■ **TASK DIRECTIONS**: The whole listing is to be printed again exactly.

PROVIDED RECORDS: Begin

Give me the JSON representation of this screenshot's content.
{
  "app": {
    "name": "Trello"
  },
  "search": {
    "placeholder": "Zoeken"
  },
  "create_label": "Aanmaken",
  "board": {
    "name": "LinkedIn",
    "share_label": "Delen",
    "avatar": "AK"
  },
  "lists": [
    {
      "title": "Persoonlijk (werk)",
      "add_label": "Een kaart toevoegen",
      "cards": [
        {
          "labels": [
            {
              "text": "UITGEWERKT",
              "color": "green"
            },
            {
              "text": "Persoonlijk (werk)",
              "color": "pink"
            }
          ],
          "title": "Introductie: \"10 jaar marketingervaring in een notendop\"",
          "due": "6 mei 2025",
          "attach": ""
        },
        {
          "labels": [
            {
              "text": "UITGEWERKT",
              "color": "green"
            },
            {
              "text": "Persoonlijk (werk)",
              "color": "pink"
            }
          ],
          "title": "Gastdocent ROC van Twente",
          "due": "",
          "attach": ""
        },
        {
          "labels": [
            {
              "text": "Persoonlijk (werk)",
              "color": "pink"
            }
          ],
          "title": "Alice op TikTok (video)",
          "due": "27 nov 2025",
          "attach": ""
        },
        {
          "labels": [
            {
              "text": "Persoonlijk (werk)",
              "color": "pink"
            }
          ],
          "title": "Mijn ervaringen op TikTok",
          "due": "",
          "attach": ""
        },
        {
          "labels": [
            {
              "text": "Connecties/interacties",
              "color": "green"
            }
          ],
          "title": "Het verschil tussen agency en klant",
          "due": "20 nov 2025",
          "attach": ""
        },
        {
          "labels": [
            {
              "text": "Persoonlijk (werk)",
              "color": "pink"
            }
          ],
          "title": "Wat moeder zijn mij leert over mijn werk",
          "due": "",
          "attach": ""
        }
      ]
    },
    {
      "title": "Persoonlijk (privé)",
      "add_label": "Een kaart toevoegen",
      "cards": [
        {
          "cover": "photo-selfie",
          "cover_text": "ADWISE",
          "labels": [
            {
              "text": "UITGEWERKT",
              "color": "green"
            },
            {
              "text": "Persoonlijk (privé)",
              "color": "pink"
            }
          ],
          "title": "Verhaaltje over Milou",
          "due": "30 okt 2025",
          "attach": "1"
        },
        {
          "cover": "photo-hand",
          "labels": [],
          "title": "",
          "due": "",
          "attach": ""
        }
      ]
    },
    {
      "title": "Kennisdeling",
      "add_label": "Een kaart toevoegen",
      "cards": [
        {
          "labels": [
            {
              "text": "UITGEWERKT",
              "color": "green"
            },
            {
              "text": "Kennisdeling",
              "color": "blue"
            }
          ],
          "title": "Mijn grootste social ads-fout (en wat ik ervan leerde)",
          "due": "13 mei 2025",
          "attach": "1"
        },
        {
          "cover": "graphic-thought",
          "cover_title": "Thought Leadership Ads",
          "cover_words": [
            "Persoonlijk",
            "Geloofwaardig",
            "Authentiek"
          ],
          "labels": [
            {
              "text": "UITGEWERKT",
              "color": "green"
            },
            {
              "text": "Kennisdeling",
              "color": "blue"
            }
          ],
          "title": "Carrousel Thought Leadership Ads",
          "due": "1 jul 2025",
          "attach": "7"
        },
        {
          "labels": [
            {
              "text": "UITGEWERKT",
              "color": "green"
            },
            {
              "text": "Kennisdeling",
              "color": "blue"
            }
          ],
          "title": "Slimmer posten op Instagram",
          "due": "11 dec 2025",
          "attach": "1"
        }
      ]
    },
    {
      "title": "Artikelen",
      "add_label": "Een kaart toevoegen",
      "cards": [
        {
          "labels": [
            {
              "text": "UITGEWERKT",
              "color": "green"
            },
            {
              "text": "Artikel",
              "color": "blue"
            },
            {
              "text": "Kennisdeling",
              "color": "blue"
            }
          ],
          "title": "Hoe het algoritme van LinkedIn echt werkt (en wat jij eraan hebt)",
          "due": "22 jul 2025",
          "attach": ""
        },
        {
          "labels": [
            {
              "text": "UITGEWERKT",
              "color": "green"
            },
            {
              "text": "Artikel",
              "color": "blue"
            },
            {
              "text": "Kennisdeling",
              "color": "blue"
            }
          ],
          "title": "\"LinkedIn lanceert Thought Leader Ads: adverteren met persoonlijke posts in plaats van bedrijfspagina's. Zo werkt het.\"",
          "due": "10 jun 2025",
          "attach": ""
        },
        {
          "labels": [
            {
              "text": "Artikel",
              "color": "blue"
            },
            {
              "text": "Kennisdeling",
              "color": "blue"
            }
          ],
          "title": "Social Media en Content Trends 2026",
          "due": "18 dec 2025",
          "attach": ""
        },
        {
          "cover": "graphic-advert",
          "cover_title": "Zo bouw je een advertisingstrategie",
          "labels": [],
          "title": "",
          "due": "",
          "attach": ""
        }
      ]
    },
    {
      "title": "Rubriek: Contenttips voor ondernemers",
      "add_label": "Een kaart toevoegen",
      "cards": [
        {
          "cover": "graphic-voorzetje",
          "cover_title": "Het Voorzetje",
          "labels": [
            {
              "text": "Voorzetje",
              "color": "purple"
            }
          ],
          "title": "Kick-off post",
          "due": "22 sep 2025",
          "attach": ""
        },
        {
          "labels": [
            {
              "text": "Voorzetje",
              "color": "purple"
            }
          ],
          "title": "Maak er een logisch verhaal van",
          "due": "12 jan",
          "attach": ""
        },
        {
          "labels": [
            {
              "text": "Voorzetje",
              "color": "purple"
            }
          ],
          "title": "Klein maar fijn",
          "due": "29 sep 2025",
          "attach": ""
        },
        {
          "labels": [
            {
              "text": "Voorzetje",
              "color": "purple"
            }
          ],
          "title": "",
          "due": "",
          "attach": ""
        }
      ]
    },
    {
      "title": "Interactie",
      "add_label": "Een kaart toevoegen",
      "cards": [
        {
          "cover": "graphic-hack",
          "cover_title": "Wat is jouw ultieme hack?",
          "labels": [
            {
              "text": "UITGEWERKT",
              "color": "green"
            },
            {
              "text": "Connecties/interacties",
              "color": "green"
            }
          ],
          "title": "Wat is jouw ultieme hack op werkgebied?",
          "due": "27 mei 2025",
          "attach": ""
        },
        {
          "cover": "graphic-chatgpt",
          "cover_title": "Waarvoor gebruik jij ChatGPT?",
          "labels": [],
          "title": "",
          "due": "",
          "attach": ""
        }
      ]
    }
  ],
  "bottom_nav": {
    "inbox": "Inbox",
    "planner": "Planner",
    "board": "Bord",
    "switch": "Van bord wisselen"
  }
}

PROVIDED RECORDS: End

■ **YOUR SOLUTION**:
Give me the JSON representation of this screenshot's content.
{
  "app": {
    "name": "Trello"
  },
  "search": {
    "placeholder": "Zoeken"
  },
  "create_label": "Aanmaken",
  "board": {
    "name": "LinkedIn",
    "share_label": "Delen",
    "avatar": "AK"
  },
  "lists": [
    {
      "title": "Persoonlijk (werk)",
      "add_label": "Een kaart toevoegen",
      "cards": [
        {
          "labels": [
            {
              "text": "UITGEWERKT",
              "color": "green"
            },
            {
              "text": "Persoonlijk (werk)",
              "color": "pink"
            }
          ],
          "title": "Introductie: \"10 jaar marketingervaring in een notendop\"",
          "due": "6 mei 2025",
          "attach": ""
        },
        {
          "labels": [
            {
              "text": "UITGEWERKT",
              "color": "green"
            },
            {
              "text": "Persoonlijk (werk)",
              "color": "pink"
            }
          ],
          "title": "Gastdocent ROC van Twente",
          "due": "",
          "attach": ""
        },
        {
          "labels": [
            {
              "text": "Persoonlijk (werk)",
              "color": "pink"
            }
          ],
          "title": "Alice op TikTok (video)",
          "due": "27 nov 2025",
          "attach": ""
        },
        {
          "labels": [
            {
              "text": "Persoonlijk (werk)",
              "color": "pink"
            }
          ],
          "title": "Mijn ervaringen op TikTok",
          "due": "",
          "attach": ""
        },
        {
          "labels": [
            {
              "text": "Connecties/interacties",
              "color": "green"
            }
          ],
          "title": "Het verschil tussen agency en klant",
          "due": "20 nov 2025",
          "attach": ""
        },
        {
          "labels": [
            {
              "text": "Persoonlijk (werk)",
              "color": "pink"
            }
          ],
          "title": "Wat moeder zijn mij leert over mijn werk",
          "due": "",
          "attach": ""
        }
      ]
    },
    {
      "title": "Persoonlijk (privé)",
      "add_label": "Een kaart toevoegen",
      "cards": [
        {
          "cover": "photo-selfie",
          "cover_text": "ADWISE",
          "labels": [
            {
              "text": "UITGEWERKT",
              "color": "green"
            },
            {
              "text": "Persoonlijk (privé)",
              "color": "pink"
            }
          ],
          "title": "Verhaaltje over Milou",
          "due": "30 okt 2025",
          "attach": "1"
        },
        {
          "cover": "photo-hand",
          "labels": [],
          "title": "",
          "due": "",
          "attach": ""
        }
      ]
    },
    {
      "title": "Kennisdeling",
      "add_label": "Een kaart toevoegen",
      "cards": [
        {
          "labels": [
            {
              "text": "UITGEWERKT",
              "color": "green"
            },
            {
              "text": "Kennisdeling",
              "color": "blue"
            }
          ],
          "title": "Mijn grootste social ads-fout (en wat ik ervan leerde)",
          "due": "13 mei 2025",
          "attach": "1"
        },
        {
          "cover": "graphic-thought",
          "cover_title": "Thought Leadership Ads",
          "cover_words": [
            "Persoonlijk",
            "Geloofwaardig",
            "Authentiek"
          ],
          "labels": [
            {
              "text": "UITGEWERKT",
              "color": "green"
            },
            {
              "text": "Kennisdeling",
              "color": "blue"
            }
          ],
          "title": "Carrousel Thought Leadership Ads",
          "due": "1 jul 2025",
          "attach": "7"
        },
        {
          "labels": [
            {
              "text": "UITGEWERKT",
              "color": "green"
            },
            {
              "text": "Kennisdeling",
              "color": "blue"
            }
          ],
          "title": "Slimmer posten op Instagram",
          "due": "11 dec 2025",
          "attach": "1"
        }
      ]
    },
    {
      "title": "Artikelen",
      "add_label": "Een kaart toevoegen",
      "cards": [
        {
          "labels": [
            {
              "text": "UITGEWERKT",
              "color": "green"
            },
            {
              "text": "Artikel",
              "color": "blue"
            },
            {
              "text": "Kennisdeling",
              "color": "blue"
            }
          ],
          "title": "Hoe het algoritme van LinkedIn echt werkt (en wat jij eraan hebt)",
          "due": "22 jul 2025",
          "attach": ""
        },
        {
          "labels": [
            {
              "text": "UITGEWERKT",
              "color": "green"
            },
            {
              "text": "Artikel",
              "color": "blue"
            },
            {
              "text": "Kennisdeling",
              "color": "blue"
            }
          ],
          "title": "\"LinkedIn lanceert Thought Leader Ads: adverteren met persoonlijke posts in plaats van bedrijfspagina's. Zo werkt het.\"",
          "due": "10 jun 2025",
          "attach": ""
        },
        {
          "labels": [
            {
              "text": "Artikel",
              "color": "blue"
            },
            {
              "text": "Kennisdeling",
              "color": "blue"
            }
          ],
          "title": "Social Media en Content Trends 2026",
          "due": "18 dec 2025",
          "attach": ""
        },
        {
          "cover": "graphic-advert",
          "cover_title": "Zo bouw je een advertisingstrategie",
          "labels": [],
          "title": "",
          "due": "",
          "attach": ""
        }
      ]
    },
    {
      "title": "Rubriek: Contenttips voor ondernemers",
      "add_label": "Een kaart toevoegen",
      "cards": [
        {
          "cover": "graphic-voorzetje",
          "cover_title": "Het Voorzetje",
          "labels": [
            {
              "text": "Voorzetje",
              "color": "purple"
            }
          ],
          "title": "Kick-off post",
          "due": "22 sep 2025",
          "attach": ""
        },
        {
          "labels": [
            {
              "text": "Voorzetje",
              "color": "purple"
            }
          ],
          "title": "Maak er een logisch verhaal van",
          "due": "12 jan",
          "attach": ""
        },
        {
          "labels": [
            {
              "text": "Voorzetje",
              "color": "purple"
            }
          ],
          "title": "Klein maar fijn",
          "due": "29 sep 2025",
          "attach": ""
        },
        {
          "labels": [
            {
              "text": "Voorzetje",
              "color": "purple"
            }
          ],
          "title": "",
          "due": "",
          "attach": ""
        }
      ]
    },
    {
      "title": "Interactie",
      "add_label": "Een kaart toevoegen",
      "cards": [
        {
          "cover": "graphic-hack",
          "cover_title": "Wat is jouw ultieme hack?",
          "labels": [
            {
              "text": "UITGEWERKT",
              "color": "green"
            },
            {
              "text": "Connecties/interacties",
              "color": "green"
            }
          ],
          "title": "Wat is jouw ultieme hack op werkgebied?",
          "due": "27 mei 2025",
          "attach": ""
        },
        {
          "cover": "graphic-chatgpt",
          "cover_title": "Waarvoor gebruik jij ChatGPT?",
          "labels": [],
          "title": "",
          "due": "",
          "attach": ""
        }
      ]
    }
  ],
  "bottom_nav": {
    "inbox": "Inbox",
    "planner": "Planner",
    "board": "Bord",
    "switch": "Van bord wisselen"
  }
}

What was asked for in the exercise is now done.